Problem to work on: Which lines below hold the word "this"? Report each one.

Dataset rows for apps and sites:
┌──
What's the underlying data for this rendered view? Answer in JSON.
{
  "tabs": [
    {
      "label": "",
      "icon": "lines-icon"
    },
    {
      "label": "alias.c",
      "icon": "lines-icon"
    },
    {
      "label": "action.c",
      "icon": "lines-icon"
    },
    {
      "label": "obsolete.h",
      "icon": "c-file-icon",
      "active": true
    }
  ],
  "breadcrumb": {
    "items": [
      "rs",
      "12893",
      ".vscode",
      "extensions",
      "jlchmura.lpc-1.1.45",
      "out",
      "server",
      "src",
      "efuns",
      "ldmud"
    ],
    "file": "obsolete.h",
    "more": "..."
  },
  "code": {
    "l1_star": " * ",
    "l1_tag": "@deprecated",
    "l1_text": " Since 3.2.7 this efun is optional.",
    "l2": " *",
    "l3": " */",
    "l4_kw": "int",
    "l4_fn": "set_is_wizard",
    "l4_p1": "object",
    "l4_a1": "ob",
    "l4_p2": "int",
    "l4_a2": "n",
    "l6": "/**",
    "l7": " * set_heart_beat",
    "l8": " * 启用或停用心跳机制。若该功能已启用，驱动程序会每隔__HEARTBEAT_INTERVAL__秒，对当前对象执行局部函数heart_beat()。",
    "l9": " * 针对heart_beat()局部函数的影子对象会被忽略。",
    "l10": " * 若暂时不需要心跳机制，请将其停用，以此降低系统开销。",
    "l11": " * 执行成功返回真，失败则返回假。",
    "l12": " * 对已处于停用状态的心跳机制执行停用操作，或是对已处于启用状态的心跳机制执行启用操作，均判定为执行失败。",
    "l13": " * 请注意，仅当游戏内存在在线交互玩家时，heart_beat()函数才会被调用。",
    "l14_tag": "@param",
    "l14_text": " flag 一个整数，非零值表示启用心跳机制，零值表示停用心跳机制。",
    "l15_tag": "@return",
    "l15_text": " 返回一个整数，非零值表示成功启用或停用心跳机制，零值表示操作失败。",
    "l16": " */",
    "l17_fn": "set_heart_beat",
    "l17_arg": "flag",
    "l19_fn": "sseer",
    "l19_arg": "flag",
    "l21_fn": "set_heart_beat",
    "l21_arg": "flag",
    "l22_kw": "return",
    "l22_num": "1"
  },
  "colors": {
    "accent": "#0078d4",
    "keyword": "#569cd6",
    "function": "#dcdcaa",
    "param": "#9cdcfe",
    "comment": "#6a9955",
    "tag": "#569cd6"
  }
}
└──
Answer:
What's the underlying data for this rendered view? Answer in JSON.
    "l1_text": " Since 3.2.7 this efun is optional.",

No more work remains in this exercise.